* **Instructions for the task**
Return a faithful copy of all the entries, omitting the images.

━━━━━ Task data

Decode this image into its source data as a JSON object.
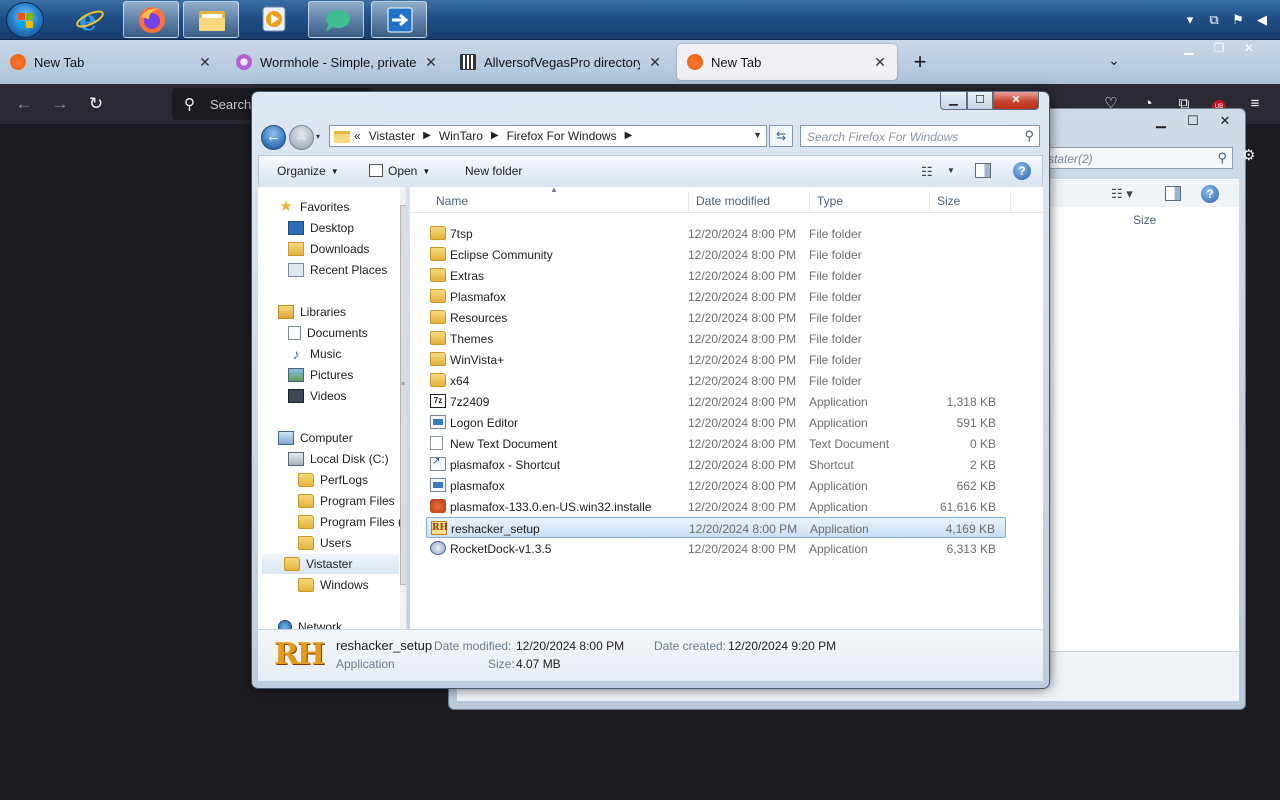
{
  "taskbar": {
    "apps": [
      {
        "name": "internet-explorer"
      },
      {
        "name": "firefox"
      },
      {
        "name": "file-explorer"
      },
      {
        "name": "media-player"
      },
      {
        "name": "chat-app"
      },
      {
        "name": "remote-app"
      }
    ],
    "tray_icons": [
      "chevron-up-icon",
      "network-icon",
      "flag-icon",
      "mute-icon"
    ]
  },
  "browser": {
    "tabs": [
      {
        "label": "New Tab",
        "color": "#e66000"
      },
      {
        "label": "Wormhole - Simple, private file",
        "color": "#b45fd8"
      },
      {
        "label": "AllversofVegasPro directory listi",
        "color": "#333333"
      },
      {
        "label": "New Tab",
        "color": "#e66000"
      }
    ],
    "search_placeholder": "Search"
  },
  "bg_window": {
    "search_placeholder": "stater(2)",
    "size_header": "Size"
  },
  "window": {
    "breadcrumb": [
      "«",
      "Vistaster",
      "WinTaro",
      "Firefox For Windows"
    ],
    "search_placeholder": "Search Firefox For Windows",
    "toolbar": {
      "organize": "Organize",
      "open": "Open",
      "new_folder": "New folder"
    },
    "nav": {
      "favorites": "Favorites",
      "desktop": "Desktop",
      "downloads": "Downloads",
      "recent": "Recent Places",
      "libraries": "Libraries",
      "documents": "Documents",
      "music": "Music",
      "pictures": "Pictures",
      "videos": "Videos",
      "computer": "Computer",
      "local_disk": "Local Disk (C:)",
      "perflogs": "PerfLogs",
      "program_files": "Program Files",
      "program_files_x86": "Program Files (",
      "users": "Users",
      "vistaster": "Vistaster",
      "windows": "Windows",
      "network": "Network"
    },
    "columns": {
      "name": "Name",
      "date": "Date modified",
      "type": "Type",
      "size": "Size"
    },
    "files": [
      {
        "name": "7tsp",
        "date": "12/20/2024 8:00 PM",
        "type": "File folder",
        "size": "",
        "icon": "folder"
      },
      {
        "name": "Eclipse Community",
        "date": "12/20/2024 8:00 PM",
        "type": "File folder",
        "size": "",
        "icon": "folder"
      },
      {
        "name": "Extras",
        "date": "12/20/2024 8:00 PM",
        "type": "File folder",
        "size": "",
        "icon": "folder"
      },
      {
        "name": "Plasmafox",
        "date": "12/20/2024 8:00 PM",
        "type": "File folder",
        "size": "",
        "icon": "folder"
      },
      {
        "name": "Resources",
        "date": "12/20/2024 8:00 PM",
        "type": "File folder",
        "size": "",
        "icon": "folder"
      },
      {
        "name": "Themes",
        "date": "12/20/2024 8:00 PM",
        "type": "File folder",
        "size": "",
        "icon": "folder"
      },
      {
        "name": "WinVista+",
        "date": "12/20/2024 8:00 PM",
        "type": "File folder",
        "size": "",
        "icon": "folder"
      },
      {
        "name": "x64",
        "date": "12/20/2024 8:00 PM",
        "type": "File folder",
        "size": "",
        "icon": "folder"
      },
      {
        "name": "7z2409",
        "date": "12/20/2024 8:00 PM",
        "type": "Application",
        "size": "1,318 KB",
        "icon": "z7"
      },
      {
        "name": "Logon Editor",
        "date": "12/20/2024 8:00 PM",
        "type": "Application",
        "size": "591 KB",
        "icon": "exe"
      },
      {
        "name": "New Text Document",
        "date": "12/20/2024 8:00 PM",
        "type": "Text Document",
        "size": "0 KB",
        "icon": "txt"
      },
      {
        "name": "plasmafox - Shortcut",
        "date": "12/20/2024 8:00 PM",
        "type": "Shortcut",
        "size": "2 KB",
        "icon": "lnk"
      },
      {
        "name": "plasmafox",
        "date": "12/20/2024 8:00 PM",
        "type": "Application",
        "size": "662 KB",
        "icon": "exe"
      },
      {
        "name": "plasmafox-133.0.en-US.win32.installe",
        "date": "12/20/2024 8:00 PM",
        "type": "Application",
        "size": "61,616 KB",
        "icon": "fox"
      },
      {
        "name": "reshacker_setup",
        "date": "12/20/2024 8:00 PM",
        "type": "Application",
        "size": "4,169 KB",
        "icon": "rh",
        "selected": true
      },
      {
        "name": "RocketDock-v1.3.5",
        "date": "12/20/2024 8:00 PM",
        "type": "Application",
        "size": "6,313 KB",
        "icon": "rocket"
      }
    ],
    "details": {
      "name": "reshacker_setup",
      "type": "Application",
      "modified_label": "Date modified:",
      "modified": "12/20/2024 8:00 PM",
      "created_label": "Date created:",
      "created": "12/20/2024 9:20 PM",
      "size_label": "Size:",
      "size": "4.07 MB",
      "icon_text": "RH"
    }
  }
}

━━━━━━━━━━

* **Worked solution**
Decode this image into its source data as a JSON object.
{
  "taskbar": {
    "apps": [
      {
        "name": "internet-explorer"
      },
      {
        "name": "firefox"
      },
      {
        "name": "file-explorer"
      },
      {
        "name": "media-player"
      },
      {
        "name": "chat-app"
      },
      {
        "name": "remote-app"
      }
    ],
    "tray_icons": [
      "chevron-up-icon",
      "network-icon",
      "flag-icon",
      "mute-icon"
    ]
  },
  "browser": {
    "tabs": [
      {
        "label": "New Tab",
        "color": "#e66000"
      },
      {
        "label": "Wormhole - Simple, private file",
        "color": "#b45fd8"
      },
      {
        "label": "AllversofVegasPro directory listi",
        "color": "#333333"
      },
      {
        "label": "New Tab",
        "color": "#e66000"
      }
    ],
    "search_placeholder": "Search"
  },
  "bg_window": {
    "search_placeholder": "stater(2)",
    "size_header": "Size"
  },
  "window": {
    "breadcrumb": [
      "«",
      "Vistaster",
      "WinTaro",
      "Firefox For Windows"
    ],
    "search_placeholder": "Search Firefox For Windows",
    "toolbar": {
      "organize": "Organize",
      "open": "Open",
      "new_folder": "New folder"
    },
    "nav": {
      "favorites": "Favorites",
      "desktop": "Desktop",
      "downloads": "Downloads",
      "recent": "Recent Places",
      "libraries": "Libraries",
      "documents": "Documents",
      "music": "Music",
      "pictures": "Pictures",
      "videos": "Videos",
      "computer": "Computer",
      "local_disk": "Local Disk (C:)",
      "perflogs": "PerfLogs",
      "program_files": "Program Files",
      "program_files_x86": "Program Files (",
      "users": "Users",
      "vistaster": "Vistaster",
      "windows": "Windows",
      "network": "Network"
    },
    "columns": {
      "name": "Name",
      "date": "Date modified",
      "type": "Type",
      "size": "Size"
    },
    "files": [
      {
        "name": "7tsp",
        "date": "12/20/2024 8:00 PM",
        "type": "File folder",
        "size": "",
        "icon": "folder"
      },
      {
        "name": "Eclipse Community",
        "date": "12/20/2024 8:00 PM",
        "type": "File folder",
        "size": "",
        "icon": "folder"
      },
      {
        "name": "Extras",
        "date": "12/20/2024 8:00 PM",
        "type": "File folder",
        "size": "",
        "icon": "folder"
      },
      {
        "name": "Plasmafox",
        "date": "12/20/2024 8:00 PM",
        "type": "File folder",
        "size": "",
        "icon": "folder"
      },
      {
        "name": "Resources",
        "date": "12/20/2024 8:00 PM",
        "type": "File folder",
        "size": "",
        "icon": "folder"
      },
      {
        "name": "Themes",
        "date": "12/20/2024 8:00 PM",
        "type": "File folder",
        "size": "",
        "icon": "folder"
      },
      {
        "name": "WinVista+",
        "date": "12/20/2024 8:00 PM",
        "type": "File folder",
        "size": "",
        "icon": "folder"
      },
      {
        "name": "x64",
        "date": "12/20/2024 8:00 PM",
        "type": "File folder",
        "size": "",
        "icon": "folder"
      },
      {
        "name": "7z2409",
        "date": "12/20/2024 8:00 PM",
        "type": "Application",
        "size": "1,318 KB",
        "icon": "z7"
      },
      {
        "name": "Logon Editor",
        "date": "12/20/2024 8:00 PM",
        "type": "Application",
        "size": "591 KB",
        "icon": "exe"
      },
      {
        "name": "New Text Document",
        "date": "12/20/2024 8:00 PM",
        "type": "Text Document",
        "size": "0 KB",
        "icon": "txt"
      },
      {
        "name": "plasmafox - Shortcut",
        "date": "12/20/2024 8:00 PM",
        "type": "Shortcut",
        "size": "2 KB",
        "icon": "lnk"
      },
      {
        "name": "plasmafox",
        "date": "12/20/2024 8:00 PM",
        "type": "Application",
        "size": "662 KB",
        "icon": "exe"
      },
      {
        "name": "plasmafox-133.0.en-US.win32.installe",
        "date": "12/20/2024 8:00 PM",
        "type": "Application",
        "size": "61,616 KB",
        "icon": "fox"
      },
      {
        "name": "reshacker_setup",
        "date": "12/20/2024 8:00 PM",
        "type": "Application",
        "size": "4,169 KB",
        "icon": "rh",
        "selected": true
      },
      {
        "name": "RocketDock-v1.3.5",
        "date": "12/20/2024 8:00 PM",
        "type": "Application",
        "size": "6,313 KB",
        "icon": "rocket"
      }
    ],
    "details": {
      "name": "reshacker_setup",
      "type": "Application",
      "modified_label": "Date modified:",
      "modified": "12/20/2024 8:00 PM",
      "created_label": "Date created:",
      "created": "12/20/2024 9:20 PM",
      "size_label": "Size:",
      "size": "4.07 MB",
      "icon_text": "RH"
    }
  }
}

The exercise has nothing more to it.